[Page and application data records]
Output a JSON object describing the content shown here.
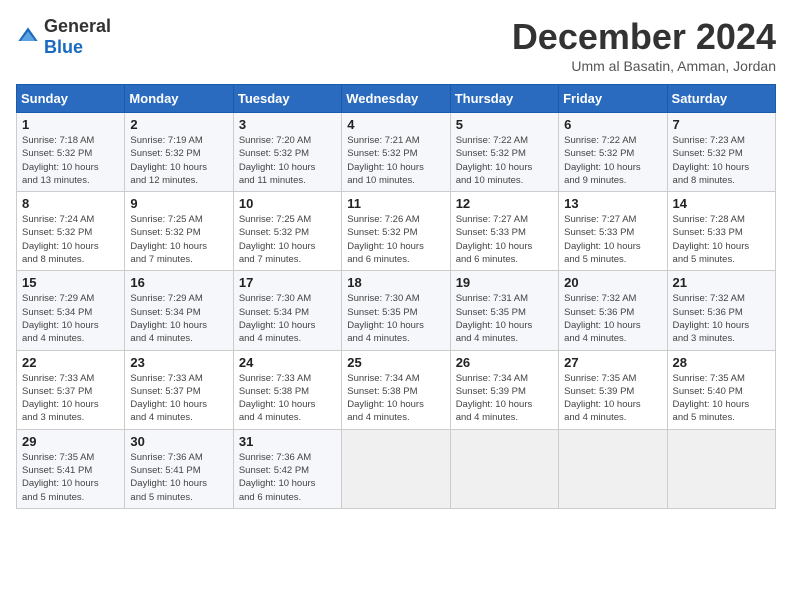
{
  "logo": {
    "general": "General",
    "blue": "Blue"
  },
  "header": {
    "month_year": "December 2024",
    "location": "Umm al Basatin, Amman, Jordan"
  },
  "weekdays": [
    "Sunday",
    "Monday",
    "Tuesday",
    "Wednesday",
    "Thursday",
    "Friday",
    "Saturday"
  ],
  "weeks": [
    [
      {
        "day": "1",
        "info": "Sunrise: 7:18 AM\nSunset: 5:32 PM\nDaylight: 10 hours\nand 13 minutes."
      },
      {
        "day": "2",
        "info": "Sunrise: 7:19 AM\nSunset: 5:32 PM\nDaylight: 10 hours\nand 12 minutes."
      },
      {
        "day": "3",
        "info": "Sunrise: 7:20 AM\nSunset: 5:32 PM\nDaylight: 10 hours\nand 11 minutes."
      },
      {
        "day": "4",
        "info": "Sunrise: 7:21 AM\nSunset: 5:32 PM\nDaylight: 10 hours\nand 10 minutes."
      },
      {
        "day": "5",
        "info": "Sunrise: 7:22 AM\nSunset: 5:32 PM\nDaylight: 10 hours\nand 10 minutes."
      },
      {
        "day": "6",
        "info": "Sunrise: 7:22 AM\nSunset: 5:32 PM\nDaylight: 10 hours\nand 9 minutes."
      },
      {
        "day": "7",
        "info": "Sunrise: 7:23 AM\nSunset: 5:32 PM\nDaylight: 10 hours\nand 8 minutes."
      }
    ],
    [
      {
        "day": "8",
        "info": "Sunrise: 7:24 AM\nSunset: 5:32 PM\nDaylight: 10 hours\nand 8 minutes."
      },
      {
        "day": "9",
        "info": "Sunrise: 7:25 AM\nSunset: 5:32 PM\nDaylight: 10 hours\nand 7 minutes."
      },
      {
        "day": "10",
        "info": "Sunrise: 7:25 AM\nSunset: 5:32 PM\nDaylight: 10 hours\nand 7 minutes."
      },
      {
        "day": "11",
        "info": "Sunrise: 7:26 AM\nSunset: 5:32 PM\nDaylight: 10 hours\nand 6 minutes."
      },
      {
        "day": "12",
        "info": "Sunrise: 7:27 AM\nSunset: 5:33 PM\nDaylight: 10 hours\nand 6 minutes."
      },
      {
        "day": "13",
        "info": "Sunrise: 7:27 AM\nSunset: 5:33 PM\nDaylight: 10 hours\nand 5 minutes."
      },
      {
        "day": "14",
        "info": "Sunrise: 7:28 AM\nSunset: 5:33 PM\nDaylight: 10 hours\nand 5 minutes."
      }
    ],
    [
      {
        "day": "15",
        "info": "Sunrise: 7:29 AM\nSunset: 5:34 PM\nDaylight: 10 hours\nand 4 minutes."
      },
      {
        "day": "16",
        "info": "Sunrise: 7:29 AM\nSunset: 5:34 PM\nDaylight: 10 hours\nand 4 minutes."
      },
      {
        "day": "17",
        "info": "Sunrise: 7:30 AM\nSunset: 5:34 PM\nDaylight: 10 hours\nand 4 minutes."
      },
      {
        "day": "18",
        "info": "Sunrise: 7:30 AM\nSunset: 5:35 PM\nDaylight: 10 hours\nand 4 minutes."
      },
      {
        "day": "19",
        "info": "Sunrise: 7:31 AM\nSunset: 5:35 PM\nDaylight: 10 hours\nand 4 minutes."
      },
      {
        "day": "20",
        "info": "Sunrise: 7:32 AM\nSunset: 5:36 PM\nDaylight: 10 hours\nand 4 minutes."
      },
      {
        "day": "21",
        "info": "Sunrise: 7:32 AM\nSunset: 5:36 PM\nDaylight: 10 hours\nand 3 minutes."
      }
    ],
    [
      {
        "day": "22",
        "info": "Sunrise: 7:33 AM\nSunset: 5:37 PM\nDaylight: 10 hours\nand 3 minutes."
      },
      {
        "day": "23",
        "info": "Sunrise: 7:33 AM\nSunset: 5:37 PM\nDaylight: 10 hours\nand 4 minutes."
      },
      {
        "day": "24",
        "info": "Sunrise: 7:33 AM\nSunset: 5:38 PM\nDaylight: 10 hours\nand 4 minutes."
      },
      {
        "day": "25",
        "info": "Sunrise: 7:34 AM\nSunset: 5:38 PM\nDaylight: 10 hours\nand 4 minutes."
      },
      {
        "day": "26",
        "info": "Sunrise: 7:34 AM\nSunset: 5:39 PM\nDaylight: 10 hours\nand 4 minutes."
      },
      {
        "day": "27",
        "info": "Sunrise: 7:35 AM\nSunset: 5:39 PM\nDaylight: 10 hours\nand 4 minutes."
      },
      {
        "day": "28",
        "info": "Sunrise: 7:35 AM\nSunset: 5:40 PM\nDaylight: 10 hours\nand 5 minutes."
      }
    ],
    [
      {
        "day": "29",
        "info": "Sunrise: 7:35 AM\nSunset: 5:41 PM\nDaylight: 10 hours\nand 5 minutes."
      },
      {
        "day": "30",
        "info": "Sunrise: 7:36 AM\nSunset: 5:41 PM\nDaylight: 10 hours\nand 5 minutes."
      },
      {
        "day": "31",
        "info": "Sunrise: 7:36 AM\nSunset: 5:42 PM\nDaylight: 10 hours\nand 6 minutes."
      },
      {
        "day": "",
        "info": ""
      },
      {
        "day": "",
        "info": ""
      },
      {
        "day": "",
        "info": ""
      },
      {
        "day": "",
        "info": ""
      }
    ]
  ]
}
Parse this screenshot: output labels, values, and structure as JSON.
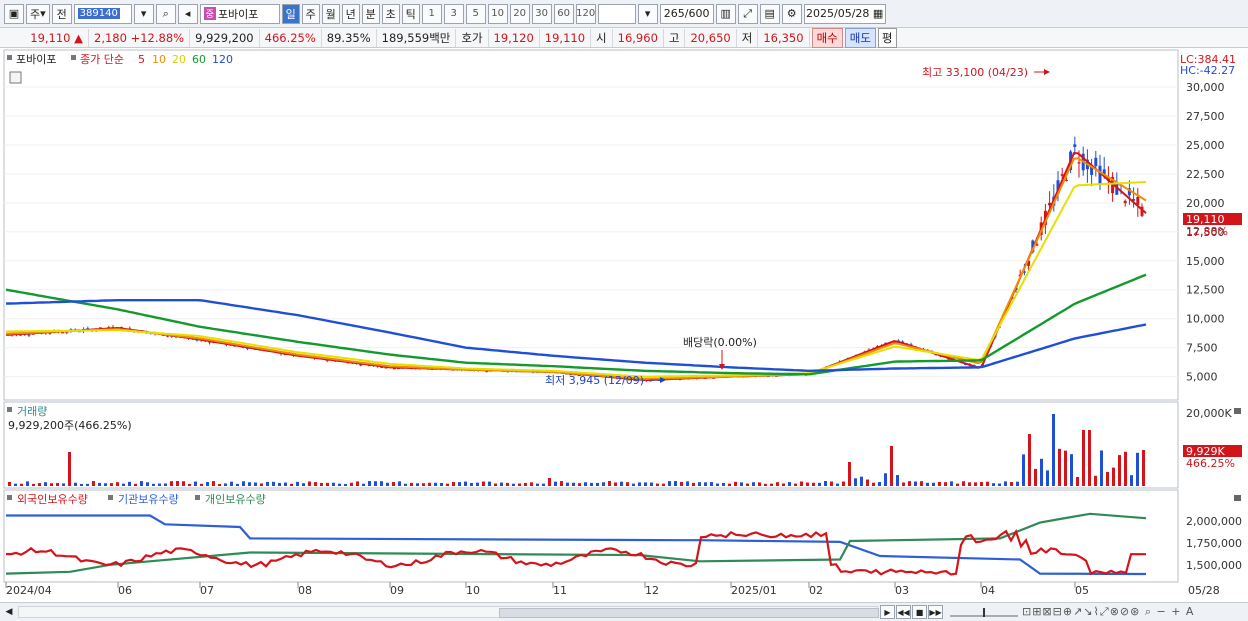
{
  "toolbar": {
    "market": "주",
    "prefix": "전",
    "code": "389140",
    "stock_name": "포바이포",
    "name_badge": "중",
    "periods": [
      "일",
      "주",
      "월",
      "년",
      "분",
      "초",
      "틱"
    ],
    "selected_period": "일",
    "intervals": [
      "1",
      "3",
      "5",
      "10",
      "20",
      "30",
      "60",
      "120"
    ],
    "count": "265",
    "count_total": "/600",
    "date": "2025/05/28"
  },
  "quote": {
    "price": "19,110",
    "change": "2,180",
    "change_pct": "+12.88%",
    "volume": "9,929,200",
    "volume_pct": "466.25%",
    "ratio": "89.35%",
    "amount": "189,559백만",
    "bid_label": "호가",
    "bid1": "19,120",
    "bid2": "19,110",
    "open_label": "시",
    "open": "16,960",
    "high_label": "고",
    "high": "20,650",
    "low_label": "저",
    "low": "16,350",
    "buy_label": "매수",
    "sell_label": "매도",
    "avg_label": "평"
  },
  "price_panel": {
    "legend_name": "포바이포",
    "legend_type": "종가 단순",
    "ma": [
      {
        "label": "5",
        "color": "#d4141b"
      },
      {
        "label": "10",
        "color": "#f08c00"
      },
      {
        "label": "20",
        "color": "#e6e000"
      },
      {
        "label": "60",
        "color": "#139a2c"
      },
      {
        "label": "120",
        "color": "#1f4fd6"
      }
    ],
    "lc": "LC:384.41",
    "hc": "HC:-42.27",
    "high_annotation": "최고 33,100 (04/23)",
    "low_annotation": "최저 3,945 (12/09)",
    "dividend_annotation": "배당락(0.00%)",
    "y_ticks": [
      "30,000",
      "27,500",
      "25,000",
      "22,500",
      "20,000",
      "17,500",
      "15,000",
      "12,500",
      "10,000",
      "7,500",
      "5,000"
    ],
    "current_price": "19,110",
    "current_pct": "12.88%"
  },
  "volume_panel": {
    "title": "거래량",
    "summary": "9,929,200주(466.25%)",
    "y_tick": "20,000K",
    "current": "9,929K",
    "current_pct": "466.25%"
  },
  "holding_panel": {
    "series": [
      {
        "name": "외국인보유수량",
        "color": "#d4141b"
      },
      {
        "name": "기관보유수량",
        "color": "#2f5fd8"
      },
      {
        "name": "개인보유수량",
        "color": "#2e8b57"
      }
    ],
    "y_ticks": [
      "2,000,000",
      "1,750,000",
      "1,500,000"
    ]
  },
  "x_axis": {
    "labels": [
      "2024/04",
      "06",
      "07",
      "08",
      "09",
      "10",
      "11",
      "12",
      "2025/01",
      "02",
      "03",
      "04",
      "05",
      "05/28"
    ]
  },
  "chart_data": {
    "type": "line",
    "title": "",
    "xlabel": "",
    "ylabel": "",
    "ylim": [
      3500,
      32500
    ],
    "x": [
      "2024/04",
      "06",
      "07",
      "08",
      "09",
      "10",
      "11",
      "12",
      "2025/01",
      "02",
      "03",
      "04",
      "05",
      "05/28"
    ],
    "series": [
      {
        "name": "5",
        "values": [
          8600,
          9200,
          8200,
          6800,
          5800,
          5600,
          5400,
          4700,
          5000,
          5200,
          8100,
          5700,
          24500,
          19110
        ]
      },
      {
        "name": "10",
        "values": [
          8700,
          9100,
          8300,
          6900,
          5900,
          5600,
          5400,
          4800,
          5000,
          5200,
          7900,
          6100,
          24000,
          20200
        ]
      },
      {
        "name": "20",
        "values": [
          8900,
          9000,
          8500,
          7100,
          6100,
          5700,
          5500,
          5000,
          5100,
          5300,
          7600,
          6400,
          21500,
          21800
        ]
      },
      {
        "name": "60",
        "values": [
          12500,
          10800,
          9300,
          8000,
          6900,
          6200,
          5900,
          5500,
          5300,
          5200,
          6300,
          6400,
          11300,
          13800
        ]
      },
      {
        "name": "120",
        "values": [
          11300,
          11600,
          11600,
          10300,
          8800,
          7500,
          6800,
          6200,
          5800,
          5500,
          5700,
          5800,
          8300,
          9500
        ]
      }
    ]
  }
}
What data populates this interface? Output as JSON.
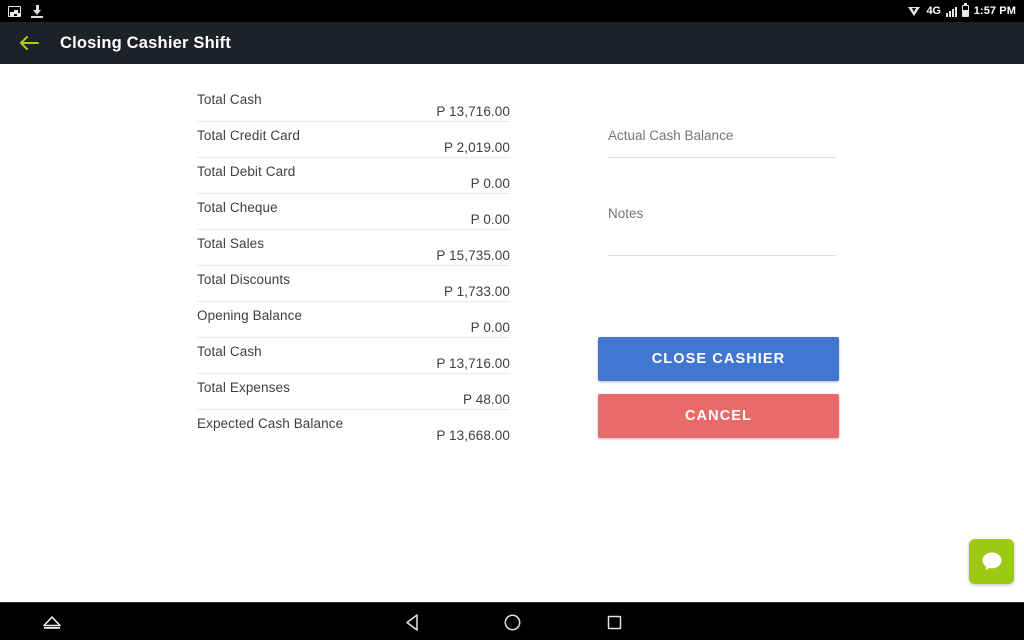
{
  "status_bar": {
    "left_icons": [
      "screenshot-icon",
      "download-icon"
    ],
    "network_label": "4G",
    "right_icons": [
      "wifi-icon",
      "signal-icon",
      "battery-icon"
    ],
    "time": "1:57 PM"
  },
  "app_bar": {
    "back_icon": "back-arrow-icon",
    "back_icon_color": "#a4d01a",
    "title": "Closing Cashier Shift",
    "background": "#1e2127"
  },
  "summary": {
    "rows": [
      {
        "label": "Total Cash",
        "value": "P 13,716.00"
      },
      {
        "label": "Total Credit Card",
        "value": "P 2,019.00"
      },
      {
        "label": "Total Debit Card",
        "value": "P 0.00"
      },
      {
        "label": "Total Cheque",
        "value": "P 0.00"
      },
      {
        "label": "Total Sales",
        "value": "P 15,735.00"
      },
      {
        "label": "Total Discounts",
        "value": "P 1,733.00"
      },
      {
        "label": "Opening Balance",
        "value": "P 0.00"
      },
      {
        "label": "Total Cash",
        "value": "P 13,716.00"
      },
      {
        "label": "Total Expenses",
        "value": "P 48.00"
      },
      {
        "label": "Expected Cash Balance",
        "value": "P 13,668.00"
      }
    ]
  },
  "form": {
    "actual_cash_balance": {
      "placeholder": "Actual Cash Balance",
      "value": ""
    },
    "notes": {
      "placeholder": "Notes",
      "value": ""
    },
    "close_button": {
      "label": "CLOSE CASHIER",
      "color": "#4177d1"
    },
    "cancel_button": {
      "label": "CANCEL",
      "color": "#ea6a6a"
    }
  },
  "chat_fab": {
    "icon": "chat-bubble-icon",
    "color": "#9dc813"
  },
  "nav_bar": {
    "items": [
      "eject-icon",
      "back-triangle-icon",
      "home-circle-icon",
      "recents-square-icon"
    ]
  }
}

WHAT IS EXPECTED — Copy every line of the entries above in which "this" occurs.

SOLUTION TO THE PROBLEM —
Parse this screenshot: output labels, values, and structure as JSON.
What data populates this interface? Output as JSON.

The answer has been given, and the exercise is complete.